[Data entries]
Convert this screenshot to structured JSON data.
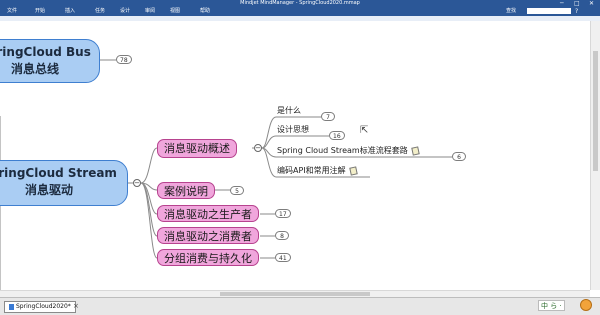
{
  "window": {
    "title": "Mindjet MindManager - SpringCloud2020.mmap",
    "minimize": "─",
    "maximize": "□",
    "close": "✕"
  },
  "menu": {
    "items": [
      "文件",
      "开始",
      "插入",
      "任务",
      "设计",
      "审阅",
      "视图",
      "帮助"
    ],
    "search_label": "查找",
    "help_glyph": "?"
  },
  "map": {
    "bus_node": {
      "line1": "SpringCloud Bus",
      "line2": "消息总线",
      "count": "78"
    },
    "stream_node": {
      "line1": "SpringCloud Stream",
      "line2": "消息驱动"
    },
    "topics": [
      {
        "label": "消息驱动概述",
        "subtopics": [
          {
            "label": "是什么",
            "count": "7"
          },
          {
            "label": "设计思想",
            "count": "16"
          },
          {
            "label": "Spring Cloud Stream标准流程套路",
            "count": "6"
          },
          {
            "label": "编码API和常用注解",
            "count": ""
          }
        ]
      },
      {
        "label": "案例说明",
        "count": "5"
      },
      {
        "label": "消息驱动之生产者",
        "count": "17"
      },
      {
        "label": "消息驱动之消费者",
        "count": "8"
      },
      {
        "label": "分组消费与持久化",
        "count": "41"
      }
    ],
    "collapse_glyph": "−"
  },
  "tabs": {
    "doc_tab": "SpringCloud2020*",
    "close_glyph": "×"
  },
  "tray": {
    "ime": "中 ら ·"
  }
}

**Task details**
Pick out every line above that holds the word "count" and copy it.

**Task solution**
      "count": "78"
            "count": "7"
            "count": "16"
            "count": "6"
            "count": ""
        "count": "5"
        "count": "17"
        "count": "8"
        "count": "41"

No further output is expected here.